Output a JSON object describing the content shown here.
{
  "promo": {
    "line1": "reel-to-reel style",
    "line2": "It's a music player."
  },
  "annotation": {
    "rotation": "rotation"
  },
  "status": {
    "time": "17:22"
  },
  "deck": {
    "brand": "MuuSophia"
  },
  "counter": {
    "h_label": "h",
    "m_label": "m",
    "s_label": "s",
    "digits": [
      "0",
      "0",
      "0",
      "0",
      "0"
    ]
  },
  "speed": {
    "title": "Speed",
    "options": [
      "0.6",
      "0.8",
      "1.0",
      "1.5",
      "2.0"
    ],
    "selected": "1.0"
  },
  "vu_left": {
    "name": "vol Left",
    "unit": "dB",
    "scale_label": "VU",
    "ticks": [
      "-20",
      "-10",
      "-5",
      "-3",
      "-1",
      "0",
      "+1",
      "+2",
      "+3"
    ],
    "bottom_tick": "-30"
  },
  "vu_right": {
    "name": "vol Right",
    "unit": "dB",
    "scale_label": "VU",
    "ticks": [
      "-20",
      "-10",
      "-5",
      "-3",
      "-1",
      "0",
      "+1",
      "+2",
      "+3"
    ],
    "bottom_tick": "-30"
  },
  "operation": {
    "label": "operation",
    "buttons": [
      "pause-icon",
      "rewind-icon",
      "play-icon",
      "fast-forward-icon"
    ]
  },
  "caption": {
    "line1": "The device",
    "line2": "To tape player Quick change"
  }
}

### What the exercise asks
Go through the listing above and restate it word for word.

### Answer to this exercise
Output a JSON object describing the content shown here.
{
  "promo": {
    "line1": "reel-to-reel style",
    "line2": "It's a music player."
  },
  "annotation": {
    "rotation": "rotation"
  },
  "status": {
    "time": "17:22"
  },
  "deck": {
    "brand": "MuuSophia"
  },
  "counter": {
    "h_label": "h",
    "m_label": "m",
    "s_label": "s",
    "digits": [
      "0",
      "0",
      "0",
      "0",
      "0"
    ]
  },
  "speed": {
    "title": "Speed",
    "options": [
      "0.6",
      "0.8",
      "1.0",
      "1.5",
      "2.0"
    ],
    "selected": "1.0"
  },
  "vu_left": {
    "name": "vol Left",
    "unit": "dB",
    "scale_label": "VU",
    "ticks": [
      "-20",
      "-10",
      "-5",
      "-3",
      "-1",
      "0",
      "+1",
      "+2",
      "+3"
    ],
    "bottom_tick": "-30"
  },
  "vu_right": {
    "name": "vol Right",
    "unit": "dB",
    "scale_label": "VU",
    "ticks": [
      "-20",
      "-10",
      "-5",
      "-3",
      "-1",
      "0",
      "+1",
      "+2",
      "+3"
    ],
    "bottom_tick": "-30"
  },
  "operation": {
    "label": "operation",
    "buttons": [
      "pause-icon",
      "rewind-icon",
      "play-icon",
      "fast-forward-icon"
    ]
  },
  "caption": {
    "line1": "The device",
    "line2": "To tape player Quick change"
  }
}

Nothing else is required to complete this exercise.